__WORK REQUEST__:
When a line of the records below contains the string "meta", copy that whole line.

Start of RECORDS FOR THE TASK

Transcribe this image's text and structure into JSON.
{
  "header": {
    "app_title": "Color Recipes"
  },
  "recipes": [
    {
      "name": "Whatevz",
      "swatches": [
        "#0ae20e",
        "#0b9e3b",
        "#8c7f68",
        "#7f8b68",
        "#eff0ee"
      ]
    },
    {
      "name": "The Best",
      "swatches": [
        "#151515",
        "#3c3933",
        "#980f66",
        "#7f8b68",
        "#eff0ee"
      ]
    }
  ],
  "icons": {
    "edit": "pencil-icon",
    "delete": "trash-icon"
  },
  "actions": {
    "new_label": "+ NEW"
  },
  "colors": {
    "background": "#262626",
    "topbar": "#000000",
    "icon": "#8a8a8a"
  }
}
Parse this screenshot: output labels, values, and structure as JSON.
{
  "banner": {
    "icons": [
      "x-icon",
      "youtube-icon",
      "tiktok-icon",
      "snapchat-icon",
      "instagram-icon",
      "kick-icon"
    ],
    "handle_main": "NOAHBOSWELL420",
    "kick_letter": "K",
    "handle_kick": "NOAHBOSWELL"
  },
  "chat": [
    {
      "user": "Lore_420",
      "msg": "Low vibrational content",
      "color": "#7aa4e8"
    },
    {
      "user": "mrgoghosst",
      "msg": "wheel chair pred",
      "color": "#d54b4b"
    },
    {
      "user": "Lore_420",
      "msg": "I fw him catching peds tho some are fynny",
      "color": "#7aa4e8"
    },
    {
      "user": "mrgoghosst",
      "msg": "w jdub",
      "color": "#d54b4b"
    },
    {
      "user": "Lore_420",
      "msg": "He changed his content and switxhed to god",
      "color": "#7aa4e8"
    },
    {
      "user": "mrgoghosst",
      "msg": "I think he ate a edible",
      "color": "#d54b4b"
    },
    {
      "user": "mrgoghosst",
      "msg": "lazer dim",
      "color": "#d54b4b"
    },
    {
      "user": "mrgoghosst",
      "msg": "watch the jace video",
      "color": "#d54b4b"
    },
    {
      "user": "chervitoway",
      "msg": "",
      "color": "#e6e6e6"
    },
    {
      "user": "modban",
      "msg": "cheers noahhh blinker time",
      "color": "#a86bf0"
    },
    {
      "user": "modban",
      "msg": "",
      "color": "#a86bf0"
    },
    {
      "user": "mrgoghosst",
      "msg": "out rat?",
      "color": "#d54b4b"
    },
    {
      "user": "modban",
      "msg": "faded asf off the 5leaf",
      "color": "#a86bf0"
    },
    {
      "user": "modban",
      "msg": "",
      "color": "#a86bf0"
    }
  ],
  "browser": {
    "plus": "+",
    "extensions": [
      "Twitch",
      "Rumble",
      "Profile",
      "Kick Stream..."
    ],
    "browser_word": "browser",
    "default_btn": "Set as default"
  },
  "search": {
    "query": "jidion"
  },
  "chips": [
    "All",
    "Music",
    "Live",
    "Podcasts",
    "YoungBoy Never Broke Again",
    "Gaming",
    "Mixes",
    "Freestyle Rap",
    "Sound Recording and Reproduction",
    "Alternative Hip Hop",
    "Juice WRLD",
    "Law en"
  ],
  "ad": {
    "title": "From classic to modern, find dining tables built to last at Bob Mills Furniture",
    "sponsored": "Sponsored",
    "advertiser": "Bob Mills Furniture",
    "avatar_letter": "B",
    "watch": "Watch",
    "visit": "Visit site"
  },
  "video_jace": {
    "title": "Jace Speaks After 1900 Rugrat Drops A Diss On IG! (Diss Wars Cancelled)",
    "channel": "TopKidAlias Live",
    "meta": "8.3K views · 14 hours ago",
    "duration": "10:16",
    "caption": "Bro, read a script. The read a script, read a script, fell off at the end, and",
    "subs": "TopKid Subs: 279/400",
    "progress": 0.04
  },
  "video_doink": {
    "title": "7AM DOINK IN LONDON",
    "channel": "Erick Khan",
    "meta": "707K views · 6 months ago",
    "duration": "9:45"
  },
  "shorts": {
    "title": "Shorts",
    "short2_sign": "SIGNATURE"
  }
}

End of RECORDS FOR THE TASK

__ANSWER BOX__:
    "meta": "8.3K views · 14 hours ago",
    "meta": "707K views · 6 months ago",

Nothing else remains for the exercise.